The first question anyone will ask you in Searsport, whether you’re checking into a motel or tearing into a boiled lobster, is “Where are you headed?” As though you’re not already someplace.

Thus, it’s easy to feel a little sorry for Searsport, or to find yourself humming a few bars of Stealers Wheel’s “Stuck in the Middle With You.” But instead of “clowns to the left of me, jokers to the right,” they’ve got Camden to the south of them, Bar Harbor to the north — two major tourist zones. But Searsport makes the most of it. “We’re a great base for people going to Bar Harbor and those who want to explore Camden and Rockport, since we’re in the middle,” says innkeeper Anita McLellan of the Homeport Inn. “We get the overflow when they have events,” she adds. Bonus for those who hunker down here: Restaurant and lodgings prices are more reasonable in Searsport than in the big-name tourist haunts. Hang around a bit, and explore the funky antiques shops, great parks, good eats, and terrific marine museum, and you may forget all about where you’re heading next.

Click here to read the full story by Diane Bair and Pamela Wright in the Boston Globe

Deirdre Fleming: A high seas hero returns to his hometown to share his story

Tim Garrold never planned on a life of adventure at sea when he graduated from Searsport High School. Even when he mowed the lawn at the Penobscot Marine Museum, never did he imagine one day he would be a featured speaker there, sharing tales of maritime rescues in the Mediterranean, the Persian Gulf and off Iceland.

Garrold, now a professor at the U.S. Naval War College in Newport, R.I., will be back in his hometown this week to share stories from a 32-year Naval career that was made memorable by dozens of rescues at sea.

A professor of Joint Maritime Operations at the 126-year-old college, Garrold teaches about the ways the nation’s military services work together. But in his career serving in the Navy, Garrold traveled the world and came to know its oceans intimately.

Click here to read the full story at the Portland Press Herald

Grants Help Museum Speed Up Online Photo Archiving Process


The Penobscot Marine Museum recently received two grants to make the job of archiving these pictures online a lot easier, and quicker.

“We came up with the idea of using a high end 35 mm SLR camera to do that so it would be an instant capture.
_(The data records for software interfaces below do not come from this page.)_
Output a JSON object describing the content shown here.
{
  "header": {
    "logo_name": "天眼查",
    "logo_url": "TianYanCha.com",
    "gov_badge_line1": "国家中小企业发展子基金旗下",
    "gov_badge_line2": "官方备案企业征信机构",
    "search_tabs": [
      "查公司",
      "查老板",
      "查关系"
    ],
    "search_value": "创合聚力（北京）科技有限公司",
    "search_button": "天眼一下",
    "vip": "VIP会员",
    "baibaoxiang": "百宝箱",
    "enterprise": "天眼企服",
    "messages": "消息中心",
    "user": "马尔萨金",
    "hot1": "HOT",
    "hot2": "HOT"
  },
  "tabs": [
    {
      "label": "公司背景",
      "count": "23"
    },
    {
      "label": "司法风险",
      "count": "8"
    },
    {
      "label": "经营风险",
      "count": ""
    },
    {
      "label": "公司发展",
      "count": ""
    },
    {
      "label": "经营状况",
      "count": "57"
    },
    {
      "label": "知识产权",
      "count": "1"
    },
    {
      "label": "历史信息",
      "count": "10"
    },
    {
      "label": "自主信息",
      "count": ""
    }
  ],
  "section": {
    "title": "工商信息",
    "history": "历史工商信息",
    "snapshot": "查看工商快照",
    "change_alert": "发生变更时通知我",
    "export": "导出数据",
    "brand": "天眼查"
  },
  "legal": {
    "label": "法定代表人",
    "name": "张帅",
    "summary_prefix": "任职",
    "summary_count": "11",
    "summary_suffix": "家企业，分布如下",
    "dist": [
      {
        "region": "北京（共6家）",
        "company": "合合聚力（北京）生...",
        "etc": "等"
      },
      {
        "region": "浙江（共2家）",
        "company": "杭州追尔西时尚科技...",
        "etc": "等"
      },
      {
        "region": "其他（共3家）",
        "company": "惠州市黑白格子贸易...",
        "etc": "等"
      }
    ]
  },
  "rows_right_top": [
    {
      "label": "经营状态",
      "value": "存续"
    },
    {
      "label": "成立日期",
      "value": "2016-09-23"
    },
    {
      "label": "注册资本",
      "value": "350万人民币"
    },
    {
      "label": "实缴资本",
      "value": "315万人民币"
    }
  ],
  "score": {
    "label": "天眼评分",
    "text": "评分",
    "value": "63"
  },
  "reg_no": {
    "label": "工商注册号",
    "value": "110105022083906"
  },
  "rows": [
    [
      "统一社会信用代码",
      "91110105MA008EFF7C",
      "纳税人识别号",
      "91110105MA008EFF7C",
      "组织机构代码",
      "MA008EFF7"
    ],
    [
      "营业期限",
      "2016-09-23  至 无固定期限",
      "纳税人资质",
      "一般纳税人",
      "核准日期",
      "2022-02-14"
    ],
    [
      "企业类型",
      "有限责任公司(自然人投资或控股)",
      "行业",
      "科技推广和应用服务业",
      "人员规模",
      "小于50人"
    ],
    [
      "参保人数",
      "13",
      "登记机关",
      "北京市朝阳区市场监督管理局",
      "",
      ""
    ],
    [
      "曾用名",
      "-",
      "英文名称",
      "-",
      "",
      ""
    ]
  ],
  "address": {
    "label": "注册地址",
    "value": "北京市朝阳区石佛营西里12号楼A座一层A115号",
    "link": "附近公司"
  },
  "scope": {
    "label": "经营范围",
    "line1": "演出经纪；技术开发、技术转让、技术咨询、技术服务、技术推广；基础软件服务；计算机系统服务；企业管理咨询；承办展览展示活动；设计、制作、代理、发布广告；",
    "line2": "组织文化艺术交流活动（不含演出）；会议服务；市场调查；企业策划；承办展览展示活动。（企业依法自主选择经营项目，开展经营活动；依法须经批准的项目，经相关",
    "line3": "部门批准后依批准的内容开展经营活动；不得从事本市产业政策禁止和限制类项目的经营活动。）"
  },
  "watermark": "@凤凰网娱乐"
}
The grant allowed us to get the camera and a lens and its just a huge step for us. It quadruples the speed that we can capture these images in,” said Kevin Johnston, Photo Archivist at Penobscot Marine Museum.

It has taken six years for museum employees and volunteers to put 60,000 images on their website. They hope to get the remaining 80,000 pictures online in half that time.

Click here to read the full story at WABI News

Maine Boats & Builders: Old Ways & New

A playlist of five complete presentations from the 2011 history conference, consisting of:
Boat Building in South Bristol, Maine, by David Andrews
Comparative Study of Maine Peapods, by David Cockey
Evolution of the Maine Lobster Boat, by Jon Johansen
Friendship Sloops, by Ralph Stanley
Rebuilding the Dragger Roann, by Walter Ansel

Click here to watch all 5 videos


Peabody Essex Museum

Maine shipyards turned out about sixty of the over 400 clippers built to satisfy the need for speed generated by events in the mid-nineteenth century. The 1849 California Gold Rush, the 1851 Australian Gold Rush, and Britain’s use of American vessels as tea carriers beginning in1849 fostered so great a demand for fast ships that merchants in New York and Boston turned to smaller ship building areas like Maine. Then as now, Maine ships had a reputation for high quality and relatively low costs.

Read the full story

The Worlds of Jacob Pike

A Video by Blake Hendrickson, Basic Explanations Studio


Penobscot Marine Museum was instrumental in saving the Jacob Pike, a historic Maine-built sardine carrier. Sardine fishing and packing once formed important financial and cultural bases of Maine’s coastal economy. The Pike’s continued use in a working role enables her to represent this once thriving industry. This video, in five parts, was partially organized by the museum and describes the history of the sardine industry and the history of the Pike itself.

Click Here to watch the 5 part video